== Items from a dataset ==
****************************************

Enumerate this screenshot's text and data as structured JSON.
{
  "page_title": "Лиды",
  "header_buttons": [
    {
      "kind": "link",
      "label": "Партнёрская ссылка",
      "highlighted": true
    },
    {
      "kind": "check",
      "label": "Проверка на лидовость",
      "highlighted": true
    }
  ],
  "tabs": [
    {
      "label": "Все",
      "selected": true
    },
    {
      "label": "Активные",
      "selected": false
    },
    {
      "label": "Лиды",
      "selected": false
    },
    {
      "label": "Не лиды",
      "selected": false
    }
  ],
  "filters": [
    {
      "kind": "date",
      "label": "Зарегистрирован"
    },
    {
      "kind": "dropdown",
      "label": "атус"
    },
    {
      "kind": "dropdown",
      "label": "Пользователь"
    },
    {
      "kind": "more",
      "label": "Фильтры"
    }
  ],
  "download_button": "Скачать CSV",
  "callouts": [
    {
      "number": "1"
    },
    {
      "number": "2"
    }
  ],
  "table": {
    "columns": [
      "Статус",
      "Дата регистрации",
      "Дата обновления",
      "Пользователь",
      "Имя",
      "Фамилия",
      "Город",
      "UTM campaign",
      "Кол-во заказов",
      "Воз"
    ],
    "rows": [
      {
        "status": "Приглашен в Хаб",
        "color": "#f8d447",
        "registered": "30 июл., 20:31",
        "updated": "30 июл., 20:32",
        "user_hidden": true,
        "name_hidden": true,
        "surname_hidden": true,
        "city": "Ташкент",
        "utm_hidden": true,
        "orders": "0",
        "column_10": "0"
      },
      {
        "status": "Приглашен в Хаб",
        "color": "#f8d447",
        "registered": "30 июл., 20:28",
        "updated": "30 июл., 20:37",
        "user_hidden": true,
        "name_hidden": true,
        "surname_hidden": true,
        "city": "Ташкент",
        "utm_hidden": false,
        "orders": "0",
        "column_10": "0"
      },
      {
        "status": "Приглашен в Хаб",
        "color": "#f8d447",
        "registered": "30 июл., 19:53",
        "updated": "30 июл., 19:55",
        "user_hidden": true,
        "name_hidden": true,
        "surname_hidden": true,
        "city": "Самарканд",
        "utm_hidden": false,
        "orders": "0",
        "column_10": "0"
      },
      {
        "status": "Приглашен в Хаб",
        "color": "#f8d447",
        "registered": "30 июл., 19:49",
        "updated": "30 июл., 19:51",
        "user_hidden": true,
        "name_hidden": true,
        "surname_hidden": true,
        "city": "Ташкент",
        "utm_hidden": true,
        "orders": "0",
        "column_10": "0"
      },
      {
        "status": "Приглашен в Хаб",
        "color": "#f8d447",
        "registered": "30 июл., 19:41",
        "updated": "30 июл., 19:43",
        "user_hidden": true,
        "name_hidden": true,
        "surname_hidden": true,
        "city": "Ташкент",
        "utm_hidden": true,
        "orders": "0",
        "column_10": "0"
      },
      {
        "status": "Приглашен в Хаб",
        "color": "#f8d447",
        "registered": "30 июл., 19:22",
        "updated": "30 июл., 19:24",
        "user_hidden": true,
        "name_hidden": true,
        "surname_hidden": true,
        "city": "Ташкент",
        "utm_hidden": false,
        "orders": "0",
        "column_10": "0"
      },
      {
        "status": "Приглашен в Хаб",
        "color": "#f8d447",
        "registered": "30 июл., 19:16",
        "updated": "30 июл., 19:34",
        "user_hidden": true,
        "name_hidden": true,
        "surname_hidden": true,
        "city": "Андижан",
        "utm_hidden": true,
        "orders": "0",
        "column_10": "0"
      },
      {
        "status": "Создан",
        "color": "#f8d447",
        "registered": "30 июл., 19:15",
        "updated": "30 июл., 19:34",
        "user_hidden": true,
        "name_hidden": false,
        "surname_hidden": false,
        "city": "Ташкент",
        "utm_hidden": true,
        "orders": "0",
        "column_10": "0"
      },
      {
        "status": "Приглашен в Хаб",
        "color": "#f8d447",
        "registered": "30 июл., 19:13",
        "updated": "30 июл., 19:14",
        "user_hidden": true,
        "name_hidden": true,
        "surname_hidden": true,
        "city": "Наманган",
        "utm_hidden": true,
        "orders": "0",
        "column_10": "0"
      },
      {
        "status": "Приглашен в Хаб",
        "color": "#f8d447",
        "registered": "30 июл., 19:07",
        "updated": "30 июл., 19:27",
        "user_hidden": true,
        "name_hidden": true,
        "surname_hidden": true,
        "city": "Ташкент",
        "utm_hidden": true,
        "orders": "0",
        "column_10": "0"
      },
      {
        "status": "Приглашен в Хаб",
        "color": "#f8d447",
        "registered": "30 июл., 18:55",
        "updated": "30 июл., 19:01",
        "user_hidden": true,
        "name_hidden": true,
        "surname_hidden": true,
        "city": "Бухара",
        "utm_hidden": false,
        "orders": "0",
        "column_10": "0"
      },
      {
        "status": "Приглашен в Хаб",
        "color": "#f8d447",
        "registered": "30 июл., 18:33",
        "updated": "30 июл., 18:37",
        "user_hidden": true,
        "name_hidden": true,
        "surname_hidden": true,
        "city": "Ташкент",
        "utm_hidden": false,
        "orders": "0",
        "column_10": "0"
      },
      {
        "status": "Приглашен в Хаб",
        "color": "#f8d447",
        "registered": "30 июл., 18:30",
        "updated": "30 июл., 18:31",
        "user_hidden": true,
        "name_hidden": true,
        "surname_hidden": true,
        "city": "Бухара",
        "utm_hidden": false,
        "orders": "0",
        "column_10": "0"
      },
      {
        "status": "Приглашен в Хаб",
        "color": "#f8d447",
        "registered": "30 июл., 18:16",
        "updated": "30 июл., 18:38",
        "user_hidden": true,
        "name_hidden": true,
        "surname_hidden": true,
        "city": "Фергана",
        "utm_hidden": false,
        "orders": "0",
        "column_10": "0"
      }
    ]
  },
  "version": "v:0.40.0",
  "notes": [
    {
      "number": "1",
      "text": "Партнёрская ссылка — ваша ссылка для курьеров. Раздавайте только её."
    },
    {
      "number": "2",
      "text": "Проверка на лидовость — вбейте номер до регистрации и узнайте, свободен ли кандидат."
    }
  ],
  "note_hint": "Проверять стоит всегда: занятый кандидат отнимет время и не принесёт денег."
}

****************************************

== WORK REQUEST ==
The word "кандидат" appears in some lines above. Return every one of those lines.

== FINISHED EXERCISE ==
      "text": "Проверка на лидовость — вбейте номер до регистрации и узнайте, свободен ли кандидат."
  "note_hint": "Проверять стоит всегда: занятый кандидат отнимет время и не принесёт денег."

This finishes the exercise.